There is some controversy as to the origin of Paulownia tomentosa. Smiley (1961) demonstrated the presence of Paulownia as a fossil record in North America.


Selected literature:

Adolphi K. (1995) Neophytische Kultur- und Anbaupflanzen als Kulturflüchtlinge des Rheinlandes. Nardus 2: 272 p.

Adolphi K. (2001) In jüngster Zeit entdeckte Neophyten und Überlegungen über ihre mögliche Einbürgerung. Braunschw. Geobot. Arb. 8: 15-24.

Badalamenti E. (2019) Notes about the naturalization in Sicily of Paulownia tomentosa (Paulowniaceae) and remarks about its global spread. Fl. Medit. 29: 67-70. [available online at:]

Cunliff K.M. (1971) Trees for tomorrow. Trees S. Afr. 23(1): 21-22.

Essl F. (2007) From ornamental to detrimental? The incipient invasion of Central Europe by Paulownia tomentosa. Preslia 79(4): 377-389. [available online at:]

Freeman C.C. (in prep.) Paulownia. In: Flora of North America Editorial Committee (eds.), Flora of North America, vol. 17. Oxford University Press, New York-Oxford. [available online at:]

Kiermeier P. (1977) Erfahrungen mit Paulownia tomentosa (Thunb.) Steud. im Rheingau. Mitt. Deutsch. Dendrol. Ges. 69: 11-22.

Langdon K.R. & Johnson K.D. (1994) Additional notes on invasiveness of Paulownia tomentosa in natural areas. Nat. Areas J. 14: 139-140.

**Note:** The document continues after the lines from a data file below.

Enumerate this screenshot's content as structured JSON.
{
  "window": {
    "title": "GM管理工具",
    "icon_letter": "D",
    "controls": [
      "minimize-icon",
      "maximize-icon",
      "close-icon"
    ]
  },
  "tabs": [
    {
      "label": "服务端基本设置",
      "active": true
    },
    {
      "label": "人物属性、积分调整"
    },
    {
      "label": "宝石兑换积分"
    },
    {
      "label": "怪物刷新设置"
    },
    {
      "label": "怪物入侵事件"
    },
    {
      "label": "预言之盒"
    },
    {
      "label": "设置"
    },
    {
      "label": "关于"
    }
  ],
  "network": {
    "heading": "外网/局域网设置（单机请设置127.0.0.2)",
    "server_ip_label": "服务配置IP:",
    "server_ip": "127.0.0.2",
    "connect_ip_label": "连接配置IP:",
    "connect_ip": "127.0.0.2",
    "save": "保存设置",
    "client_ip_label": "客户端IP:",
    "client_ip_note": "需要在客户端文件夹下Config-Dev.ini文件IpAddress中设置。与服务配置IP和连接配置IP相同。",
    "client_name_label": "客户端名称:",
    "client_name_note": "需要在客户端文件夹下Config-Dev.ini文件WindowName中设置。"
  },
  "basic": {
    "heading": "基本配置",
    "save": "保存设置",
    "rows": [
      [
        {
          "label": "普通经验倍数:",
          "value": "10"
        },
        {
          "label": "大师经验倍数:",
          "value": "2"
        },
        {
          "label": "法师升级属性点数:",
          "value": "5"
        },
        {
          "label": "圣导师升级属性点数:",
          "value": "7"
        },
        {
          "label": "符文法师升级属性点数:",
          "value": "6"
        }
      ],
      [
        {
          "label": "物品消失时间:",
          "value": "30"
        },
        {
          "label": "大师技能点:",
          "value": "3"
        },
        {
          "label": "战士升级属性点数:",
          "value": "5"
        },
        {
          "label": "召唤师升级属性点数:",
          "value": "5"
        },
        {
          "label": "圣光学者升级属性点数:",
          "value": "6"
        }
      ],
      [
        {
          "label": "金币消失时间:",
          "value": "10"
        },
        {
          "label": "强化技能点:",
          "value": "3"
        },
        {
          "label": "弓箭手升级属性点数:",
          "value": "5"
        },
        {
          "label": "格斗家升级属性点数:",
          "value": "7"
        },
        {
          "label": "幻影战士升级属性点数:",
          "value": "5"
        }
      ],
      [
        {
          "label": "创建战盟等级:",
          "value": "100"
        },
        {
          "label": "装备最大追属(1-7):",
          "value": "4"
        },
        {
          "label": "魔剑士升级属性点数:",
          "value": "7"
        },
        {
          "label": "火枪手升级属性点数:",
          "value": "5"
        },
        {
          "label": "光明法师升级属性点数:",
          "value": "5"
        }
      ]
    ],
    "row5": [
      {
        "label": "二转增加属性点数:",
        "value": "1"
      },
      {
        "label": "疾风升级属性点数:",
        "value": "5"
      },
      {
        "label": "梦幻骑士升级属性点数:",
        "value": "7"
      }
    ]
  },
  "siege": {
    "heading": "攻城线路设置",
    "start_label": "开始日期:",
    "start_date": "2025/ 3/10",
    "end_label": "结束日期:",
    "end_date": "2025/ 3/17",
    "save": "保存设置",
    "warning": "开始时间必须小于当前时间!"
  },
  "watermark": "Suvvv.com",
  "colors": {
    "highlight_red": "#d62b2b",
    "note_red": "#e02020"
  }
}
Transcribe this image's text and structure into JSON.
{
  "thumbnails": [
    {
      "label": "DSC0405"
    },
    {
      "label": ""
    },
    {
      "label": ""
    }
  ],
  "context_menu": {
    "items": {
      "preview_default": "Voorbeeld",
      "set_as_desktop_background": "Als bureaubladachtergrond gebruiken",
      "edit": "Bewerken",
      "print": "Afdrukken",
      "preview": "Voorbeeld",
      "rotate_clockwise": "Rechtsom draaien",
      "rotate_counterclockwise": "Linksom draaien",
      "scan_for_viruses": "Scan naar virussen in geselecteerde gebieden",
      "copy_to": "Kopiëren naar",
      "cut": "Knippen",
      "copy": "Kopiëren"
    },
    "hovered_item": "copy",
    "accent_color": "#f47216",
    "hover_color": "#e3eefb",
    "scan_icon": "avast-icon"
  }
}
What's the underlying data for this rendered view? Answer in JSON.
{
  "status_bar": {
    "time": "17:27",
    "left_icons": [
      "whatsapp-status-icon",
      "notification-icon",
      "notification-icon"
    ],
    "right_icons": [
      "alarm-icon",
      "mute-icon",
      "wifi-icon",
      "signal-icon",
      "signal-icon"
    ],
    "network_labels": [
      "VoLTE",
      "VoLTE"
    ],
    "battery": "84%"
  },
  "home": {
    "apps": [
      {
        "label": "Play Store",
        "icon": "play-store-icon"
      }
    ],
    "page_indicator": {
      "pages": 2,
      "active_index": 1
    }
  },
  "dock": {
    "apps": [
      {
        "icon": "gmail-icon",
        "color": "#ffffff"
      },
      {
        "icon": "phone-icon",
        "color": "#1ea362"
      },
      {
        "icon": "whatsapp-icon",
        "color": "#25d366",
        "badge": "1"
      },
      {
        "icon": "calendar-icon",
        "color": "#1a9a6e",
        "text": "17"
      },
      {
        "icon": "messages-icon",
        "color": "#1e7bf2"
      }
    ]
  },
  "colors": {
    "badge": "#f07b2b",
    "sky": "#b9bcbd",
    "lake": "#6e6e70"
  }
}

Richter M. (2002) Die Bedeutung städtischer Gliederungsmuster für das Vorkommen von Pflanzenarten unter besonderer Berücksichtigung von Paulownia tomentosa (Thunb.) Steud. Universität Hohenheim, Institut für Landschafts- und Pflanzenökologie: VII + 331 p.

Richter M. & Böcker R. (2001) Städtisches Vorkommen und Verbreitungszentren des Blauglockenbaumes (Paulownia tomentosa) in Südwestdeutschland. Mitt. Deutschen Dendrol. Ges. 86: 125-132.

Sand S. (1992) A tree history: the empress tree Paulownia tomentosa has been both vilified and venerated. Amer. Horticulturist 71(6): 27-29.

Schmid M. (2005) Untersuchung zur neophytischen Gehölzflora im Stuttgarter Stadtgebiet. Jh. Ges. Naturkde. Württemberg 161: 178-257.

Smiley C.J. (1961) A record of Paulownia in the Tertiary of North America. Amer. Jour. Bot. 48(2): 175-179.

Verhaeghe P. (1999) Les plantes ligneuses exotiques subspontanées: découverte d’un Paulownia tomentosa dans le Parc Léopold à Bruxelles. Belgische Dendrologie 1999: 39-44.

Verloove F. (2002) Ingeburgerde plantensoorten in Vlaanderen. Mededeling van het Instituut voor Natuurbehoud n° 20: 227 p.

Williams C.E. (1983) The exotic empress tree, Paulownia tomentosa: an invasive pest of forests. Nat. Areas J. 13: 221-222.

Williams C.E. (1993) Age structure and importance of naturalized Paulownia tomentosa in a central Virginian streamside forest. Castanea 58: 243-249.

Scratchpads developed and conceived by (alphabetical): Ed Baker, Katherine Bouton Alice Heaton Dimitris Koureas, Laurence Livermore, Dave Roberts, Simon Rycroft, Ben Scott, Vince Smith